This answer can depend on whom you ask.  Some digital historians would define it as “aggregated collections of digitized primary sources,” or digitized copies of archival collections, while others might say it is collection of born digital materials.  There are also Web Archives that are constructed by sources collected by open source web crawler tools, such as Heritrix, that require the online organization’s permission in order to collect from its site.  There is a debate amongst digital archivists over a solid definition of what a Digital Archive is, while archivists like Kate Theimer would prefer it to have a different name all together.

Digital archives are not set in stone, they do not have a clearly defined set of standards or even an agreed upon definition.  What can be done to create more unity in this subject?  Should anything be done at all?  Where will digital archives go from here?

Digital Project Proposal: Horatio Gates Worldwide

As time passes perspectives change, whether it’s over the course of years or a single day.  General Horatio Gates was beloved by the men he commanded and respected by his peers, including General George Washington, but mistakes were made and the view of Gates changed from honorable to disgrace.  The choices of Gates and the people he surrounded himself with are preserved in his personal papers, including journals and correspondence.
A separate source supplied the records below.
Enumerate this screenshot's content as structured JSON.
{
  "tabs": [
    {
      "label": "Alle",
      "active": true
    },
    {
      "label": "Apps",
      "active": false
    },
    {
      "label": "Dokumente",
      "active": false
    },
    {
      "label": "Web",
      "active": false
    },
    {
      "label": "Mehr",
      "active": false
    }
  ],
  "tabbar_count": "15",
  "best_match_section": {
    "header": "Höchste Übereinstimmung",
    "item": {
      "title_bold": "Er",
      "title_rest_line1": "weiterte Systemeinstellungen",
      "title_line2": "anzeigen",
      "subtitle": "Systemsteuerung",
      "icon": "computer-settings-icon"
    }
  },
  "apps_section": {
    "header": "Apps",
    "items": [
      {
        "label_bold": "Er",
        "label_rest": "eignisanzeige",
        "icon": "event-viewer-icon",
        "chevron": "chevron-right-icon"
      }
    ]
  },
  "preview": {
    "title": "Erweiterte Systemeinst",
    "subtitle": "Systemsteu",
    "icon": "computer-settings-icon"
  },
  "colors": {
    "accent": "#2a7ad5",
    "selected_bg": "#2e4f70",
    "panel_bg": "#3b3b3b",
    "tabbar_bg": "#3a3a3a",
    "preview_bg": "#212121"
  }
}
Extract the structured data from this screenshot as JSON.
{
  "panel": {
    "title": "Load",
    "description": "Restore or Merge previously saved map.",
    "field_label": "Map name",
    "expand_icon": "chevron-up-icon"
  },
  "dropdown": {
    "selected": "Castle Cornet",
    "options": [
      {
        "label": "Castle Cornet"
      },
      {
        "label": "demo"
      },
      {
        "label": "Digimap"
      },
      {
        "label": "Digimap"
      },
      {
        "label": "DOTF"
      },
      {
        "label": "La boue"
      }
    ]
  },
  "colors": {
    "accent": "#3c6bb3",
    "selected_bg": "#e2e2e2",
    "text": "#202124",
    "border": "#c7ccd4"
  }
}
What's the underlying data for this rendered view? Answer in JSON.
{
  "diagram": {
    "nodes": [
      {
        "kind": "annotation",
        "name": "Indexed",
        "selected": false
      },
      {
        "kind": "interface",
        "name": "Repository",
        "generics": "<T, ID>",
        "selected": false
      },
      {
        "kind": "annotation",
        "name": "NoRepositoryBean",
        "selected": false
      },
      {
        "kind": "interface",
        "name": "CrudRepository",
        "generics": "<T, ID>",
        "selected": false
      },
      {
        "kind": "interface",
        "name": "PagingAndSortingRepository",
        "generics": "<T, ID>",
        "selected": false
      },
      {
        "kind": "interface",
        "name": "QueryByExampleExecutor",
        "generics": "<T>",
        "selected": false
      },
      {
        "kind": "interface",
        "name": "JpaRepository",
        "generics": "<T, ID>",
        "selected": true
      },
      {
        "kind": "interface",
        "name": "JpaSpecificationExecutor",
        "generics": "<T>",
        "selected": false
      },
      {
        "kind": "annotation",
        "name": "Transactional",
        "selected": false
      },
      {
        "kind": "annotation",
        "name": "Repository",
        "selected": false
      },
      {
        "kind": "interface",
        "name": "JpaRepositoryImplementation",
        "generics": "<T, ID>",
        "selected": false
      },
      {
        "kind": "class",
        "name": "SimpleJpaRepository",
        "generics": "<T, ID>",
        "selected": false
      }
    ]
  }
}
By using these primary sources one can analyze different aspects of Gates’ life, from his financial situation to military orders.   

I plan to use these primary sources to map where Horatio Gates travelled throughout his life.  Most of his letters and journal entries include the location of the sender and/or the receiver.  Information in these letters tie into historical events, such as the increasing hostilities between British authority in the American colonies, which Gates discusses with his fellow British officers in his letters in 1766.  I propose mapping these locations and imbedding a scan of the letter along with a brief transcription of it contents. By including a scan of the primary source and presenting the information it contains, viewers can gain experience using primary sources to perform their own analysis.  

First I will create the map using ScribbleMaps, an online Google Maps software.  Here I can plot the locations, attach the scans from Horatio Gates’ personal papers currently on microfilm at the National Library at Mount Vernon and include a brief description of each.  Then I will upload the map onto MapSeries, a online map story software. In MapSeries I can create a website format around the maps and include background information that is relevant to the letters.  Once this project is published for the public I can possibly attach the site to the digital encyclopedia page on Horatio Gates.          

This resource will provide primary sources for French and Indian War as well as American Revolution era researchers.  It is also a resource for people who are not familiar with using primary sources. By presenting the source and the information one can obtain from it the viewer can learn the value of primary source research. George Washington’s Mount Vernon conducted similar research tracking George Washington through his diaries.  They constructed a a digital encyclopedia article detailing Washington’s travels, but this does not include a map.  My hope in the future is to overlap Gates’ papers and Washington’s to see where the two intersect, especially during the Revolutionary years.